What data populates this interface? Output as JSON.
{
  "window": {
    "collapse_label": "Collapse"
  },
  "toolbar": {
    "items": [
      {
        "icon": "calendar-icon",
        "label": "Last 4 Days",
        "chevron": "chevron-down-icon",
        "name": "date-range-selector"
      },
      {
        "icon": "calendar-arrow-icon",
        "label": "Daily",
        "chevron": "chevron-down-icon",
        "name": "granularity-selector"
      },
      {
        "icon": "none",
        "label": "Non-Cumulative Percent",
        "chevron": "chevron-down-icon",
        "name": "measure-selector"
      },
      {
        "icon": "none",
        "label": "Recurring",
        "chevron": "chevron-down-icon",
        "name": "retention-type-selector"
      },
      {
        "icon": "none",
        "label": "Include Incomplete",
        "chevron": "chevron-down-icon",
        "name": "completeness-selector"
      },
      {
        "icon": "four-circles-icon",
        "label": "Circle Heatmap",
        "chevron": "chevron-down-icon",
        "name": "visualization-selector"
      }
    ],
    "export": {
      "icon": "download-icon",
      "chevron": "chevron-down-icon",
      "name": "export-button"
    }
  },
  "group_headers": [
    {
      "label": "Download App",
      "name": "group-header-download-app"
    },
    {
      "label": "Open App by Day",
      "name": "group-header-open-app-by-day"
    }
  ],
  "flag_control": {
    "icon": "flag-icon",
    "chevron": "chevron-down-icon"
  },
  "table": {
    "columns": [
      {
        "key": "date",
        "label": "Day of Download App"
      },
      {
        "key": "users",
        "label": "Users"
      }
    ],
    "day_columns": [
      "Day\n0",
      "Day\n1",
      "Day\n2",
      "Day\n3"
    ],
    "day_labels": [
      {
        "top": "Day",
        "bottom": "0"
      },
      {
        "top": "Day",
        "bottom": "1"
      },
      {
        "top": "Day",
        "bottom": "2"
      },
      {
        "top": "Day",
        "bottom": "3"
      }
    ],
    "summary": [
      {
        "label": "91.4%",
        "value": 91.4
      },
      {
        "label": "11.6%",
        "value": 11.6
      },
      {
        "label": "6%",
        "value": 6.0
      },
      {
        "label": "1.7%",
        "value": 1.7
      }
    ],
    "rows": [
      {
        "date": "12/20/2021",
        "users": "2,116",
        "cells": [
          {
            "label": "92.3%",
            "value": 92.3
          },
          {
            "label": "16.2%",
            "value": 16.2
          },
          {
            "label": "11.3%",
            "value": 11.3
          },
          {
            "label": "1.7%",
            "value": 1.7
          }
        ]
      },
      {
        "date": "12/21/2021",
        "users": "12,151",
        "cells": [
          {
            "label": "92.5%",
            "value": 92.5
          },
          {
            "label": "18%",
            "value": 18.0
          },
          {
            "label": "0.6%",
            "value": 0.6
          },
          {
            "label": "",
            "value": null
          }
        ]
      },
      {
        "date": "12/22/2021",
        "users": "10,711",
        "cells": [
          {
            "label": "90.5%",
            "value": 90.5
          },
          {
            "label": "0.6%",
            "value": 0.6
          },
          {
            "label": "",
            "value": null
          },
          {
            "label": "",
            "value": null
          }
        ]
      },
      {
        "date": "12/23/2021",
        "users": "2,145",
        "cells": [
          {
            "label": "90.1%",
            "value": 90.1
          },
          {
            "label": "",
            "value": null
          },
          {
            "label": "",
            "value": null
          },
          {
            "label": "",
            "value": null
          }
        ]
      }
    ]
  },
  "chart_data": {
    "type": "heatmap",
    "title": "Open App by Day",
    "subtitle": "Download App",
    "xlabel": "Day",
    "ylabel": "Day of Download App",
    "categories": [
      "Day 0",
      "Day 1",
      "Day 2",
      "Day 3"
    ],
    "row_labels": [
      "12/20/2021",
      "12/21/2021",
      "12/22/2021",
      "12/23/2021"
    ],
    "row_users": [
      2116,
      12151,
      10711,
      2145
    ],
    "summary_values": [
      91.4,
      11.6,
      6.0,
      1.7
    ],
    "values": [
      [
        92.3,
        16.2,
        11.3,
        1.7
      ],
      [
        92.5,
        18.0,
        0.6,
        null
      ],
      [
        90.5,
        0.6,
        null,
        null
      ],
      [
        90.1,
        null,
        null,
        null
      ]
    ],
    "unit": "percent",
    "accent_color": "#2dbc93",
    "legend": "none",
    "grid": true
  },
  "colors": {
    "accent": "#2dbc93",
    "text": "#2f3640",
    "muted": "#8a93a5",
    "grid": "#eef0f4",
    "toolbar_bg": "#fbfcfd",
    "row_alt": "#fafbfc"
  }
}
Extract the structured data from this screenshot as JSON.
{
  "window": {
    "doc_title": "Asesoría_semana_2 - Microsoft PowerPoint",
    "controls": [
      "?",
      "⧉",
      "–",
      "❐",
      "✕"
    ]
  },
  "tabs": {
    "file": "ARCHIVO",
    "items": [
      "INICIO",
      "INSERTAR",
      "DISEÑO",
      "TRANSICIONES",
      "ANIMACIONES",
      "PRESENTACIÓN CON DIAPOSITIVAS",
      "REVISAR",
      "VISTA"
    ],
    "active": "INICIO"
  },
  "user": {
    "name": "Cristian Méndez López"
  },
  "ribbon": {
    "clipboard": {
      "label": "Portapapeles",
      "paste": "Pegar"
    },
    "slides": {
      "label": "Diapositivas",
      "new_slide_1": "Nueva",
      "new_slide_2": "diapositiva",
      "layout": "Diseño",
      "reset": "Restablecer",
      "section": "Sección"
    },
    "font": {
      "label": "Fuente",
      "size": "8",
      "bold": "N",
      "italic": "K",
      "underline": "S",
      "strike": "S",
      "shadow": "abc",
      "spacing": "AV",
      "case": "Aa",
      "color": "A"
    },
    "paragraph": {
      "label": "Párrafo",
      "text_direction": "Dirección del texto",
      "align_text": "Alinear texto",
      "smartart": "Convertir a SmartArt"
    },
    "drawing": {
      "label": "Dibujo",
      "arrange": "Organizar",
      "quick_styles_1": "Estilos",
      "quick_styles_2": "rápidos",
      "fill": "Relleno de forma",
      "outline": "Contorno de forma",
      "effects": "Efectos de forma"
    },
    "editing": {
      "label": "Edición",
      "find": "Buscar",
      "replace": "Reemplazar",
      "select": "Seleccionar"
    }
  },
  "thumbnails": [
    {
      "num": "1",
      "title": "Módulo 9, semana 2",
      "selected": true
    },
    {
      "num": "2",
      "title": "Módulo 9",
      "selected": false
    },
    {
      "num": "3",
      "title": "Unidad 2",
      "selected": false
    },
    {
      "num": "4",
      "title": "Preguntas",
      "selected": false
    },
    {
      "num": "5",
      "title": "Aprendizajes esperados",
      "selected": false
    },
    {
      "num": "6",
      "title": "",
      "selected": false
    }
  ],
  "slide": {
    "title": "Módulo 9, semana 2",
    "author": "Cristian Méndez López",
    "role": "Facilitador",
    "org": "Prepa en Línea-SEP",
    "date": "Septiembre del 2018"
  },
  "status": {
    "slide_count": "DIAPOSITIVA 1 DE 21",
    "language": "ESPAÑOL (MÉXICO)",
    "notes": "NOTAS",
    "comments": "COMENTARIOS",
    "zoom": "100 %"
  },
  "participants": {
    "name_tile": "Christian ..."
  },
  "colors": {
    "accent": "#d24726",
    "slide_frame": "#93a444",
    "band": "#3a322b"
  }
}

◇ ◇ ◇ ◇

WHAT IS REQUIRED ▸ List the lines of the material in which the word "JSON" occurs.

EXERCISE ANSWER ▸
What data populates this interface? Output as JSON.
Extract the structured data from this screenshot as JSON.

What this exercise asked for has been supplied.